Customer relationships are the heart of any business. You need to know who your customers or clients are, what they need, and how you’re dealing with them.


Different businesses interact with their customers in different ways, but the principle remains the same: the ability to understand the people you’re selling to, and to service them in the most efficient way, is crucial.


Thankfully, technology is making this task easier. Wherever your customers live, and whatever you’re selling them, customer relationship management (CRM) software can make your life easier - and help you to grow your business sustainably.


What is customer relationship management (CRM) software?

CRM software allows users to store and display every piece of information they have about a customer, all in one place. Once the information is collated, the software will then allow you to use it to make better decisions regarding how to service them and how to maximise the return on your relationships.


With CRM, the possibilities are endless. For each individual customer, your chosen CRM software might be able to show you when you first made contact, how they reached you, how often they browse your website, their average purchase or order value, if they’ve ever had a complaint, their preferred method of contact, or virtually any other piece of information you can imagine.

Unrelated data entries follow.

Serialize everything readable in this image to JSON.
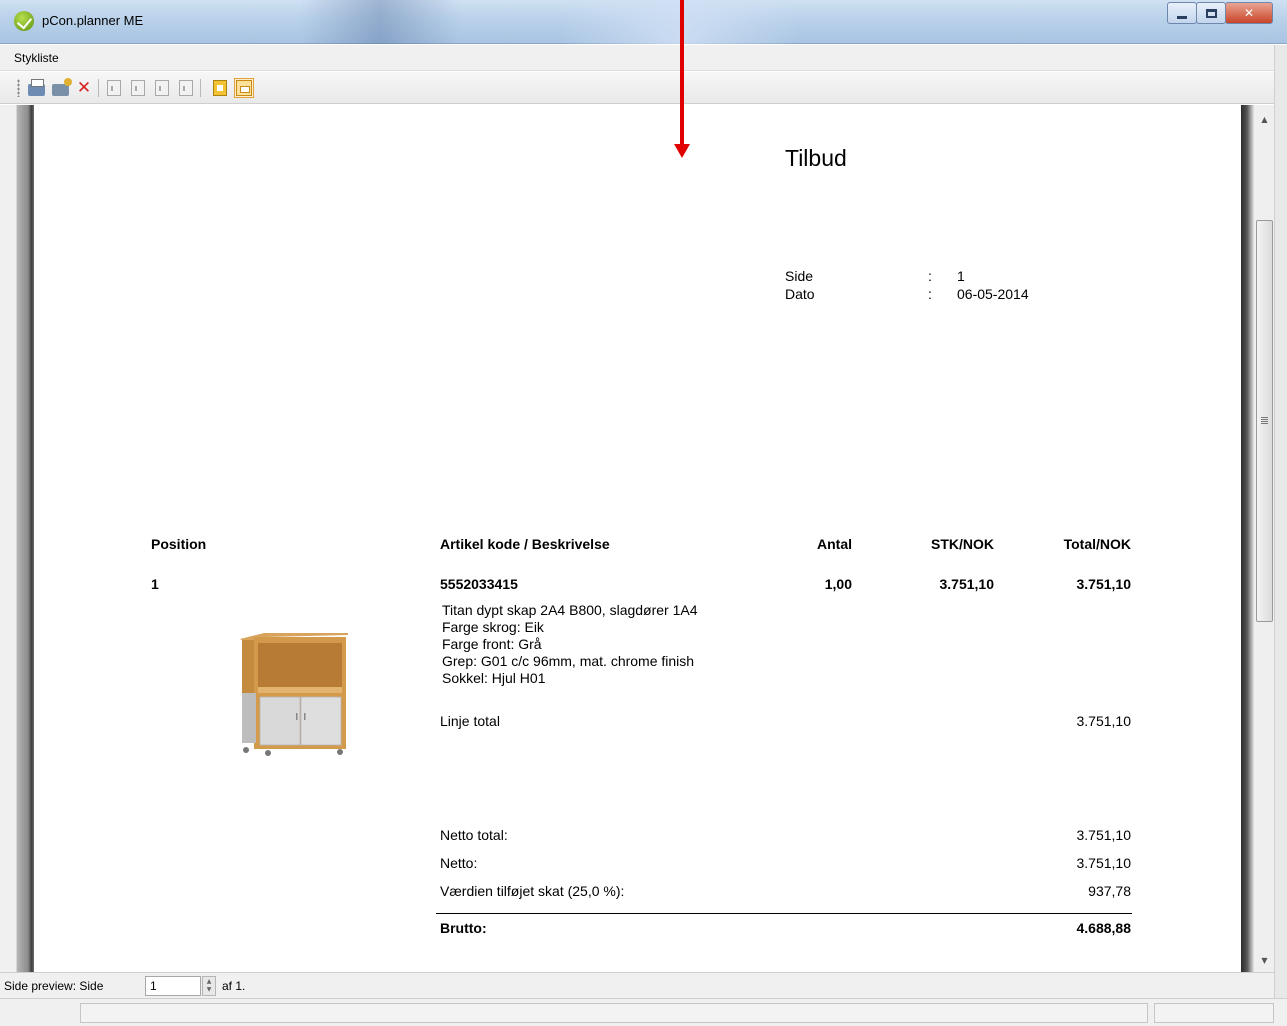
{
  "window": {
    "title": "pCon.planner ME"
  },
  "menu": {
    "items": [
      "Stykliste"
    ]
  },
  "toolbar": {
    "buttons": [
      "print-icon",
      "print-setup-icon",
      "close-icon",
      "first-page-icon",
      "previous-page-icon",
      "next-page-icon",
      "last-page-icon",
      "zoom-icon",
      "save-icon"
    ]
  },
  "document": {
    "title": "Tilbud",
    "meta": [
      {
        "label": "Side",
        "sep": ":",
        "value": "1"
      },
      {
        "label": "Dato",
        "sep": ":",
        "value": "06-05-2014"
      }
    ],
    "columns": {
      "position": "Position",
      "article": "Artikel kode / Beskrivelse",
      "qty": "Antal",
      "unit": "STK/NOK",
      "total": "Total/NOK"
    },
    "item": {
      "position": "1",
      "code": "5552033415",
      "qty": "1,00",
      "unit_price": "3.751,10",
      "total": "3.751,10",
      "description": [
        "Titan dypt skap 2A4 B800, slagdører 1A4",
        "Farge skrog: Eik",
        "Farge front: Grå",
        "Grep: G01 c/c 96mm, mat. chrome finish",
        "Sokkel: Hjul H01"
      ],
      "line_total_label": "Linje total",
      "line_total": "3.751,10"
    },
    "summary": {
      "netto_total_label": "Netto total:",
      "netto_total": "3.751,10",
      "netto_label": "Netto:",
      "netto": "3.751,10",
      "vat_label": "Værdien tilføjet skat (25,0 %):",
      "vat": "937,78",
      "brutto_label": "Brutto:",
      "brutto": "4.688,88"
    }
  },
  "pagebar": {
    "label": "Side preview:  Side",
    "page": "1",
    "of": "af 1."
  },
  "colors": {
    "annotation_arrow": "#e00000",
    "titlebar": "#b9d1ea"
  }
}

Taken alone, each of these data points are useful, and can help you manage individual relationships better. But collected together and properly analysed, the information allows companies to make better decisions in aggregate, based on a deeper understanding of the ways in which your customers behave generally. CRM software is useful, therefore, not only in streamlining individual customer relationships, but also in building better business processes in general.

How do I choose the right CRM software?

There’s a dizzying array of CRM options available. Your choice of package will depend on a number of factors.


Ease of use. The intuitiveness of the software is key. The best CRM for you is the one that you’ll actually use, so it’s important that you are comfortable with the interface and that it is available on your chosen platforms - for example, do you need a mobile option? If you have employees who’ll be using the software, is it easy enough to train them in it?

Interoperability. You’re probably already using a suite of other software, whether that’s Google Docs or bookkeeping packages. A good CRM option will ‘play nicely’ with your existing tools.

Customisability. It’s vital that your CRM software is easily customisable. No two businesses are the same, and your CRM needs to be flexible enough to mould to your needs. This might be as simple as allowing you to enter custom data fields, or it might be as complex as including options for macros and third-party plugins.

Analytics. Collecting the data is only the first step. Good CRM software will enable you to see patterns and trends within that data, and will present these in an easily digestible format.

Actionable insights. Once you’ve gathered your insights, your CRM software should also encourage you to take action. This might mean, for example, automation tools, which take some of the manual work out of frequently repeated tasks.

Support. Finally, remember to consider the support options for your CRM software. Can you speak to a real human easily if something goes wrong? Can you phone them, or can you only contact them via live chat?

What does CRM software cost?

The price of CRM software can vary significantly depending on its scope, as well as on the size of your business and how many employees will be using it. Off-the-shelf options can typically be found for around £10-20 per month per user, or even for free with some providers.


More advanced options, with deeper analytic functions, start at closer to £100 per user per month, and can balloon to over £300.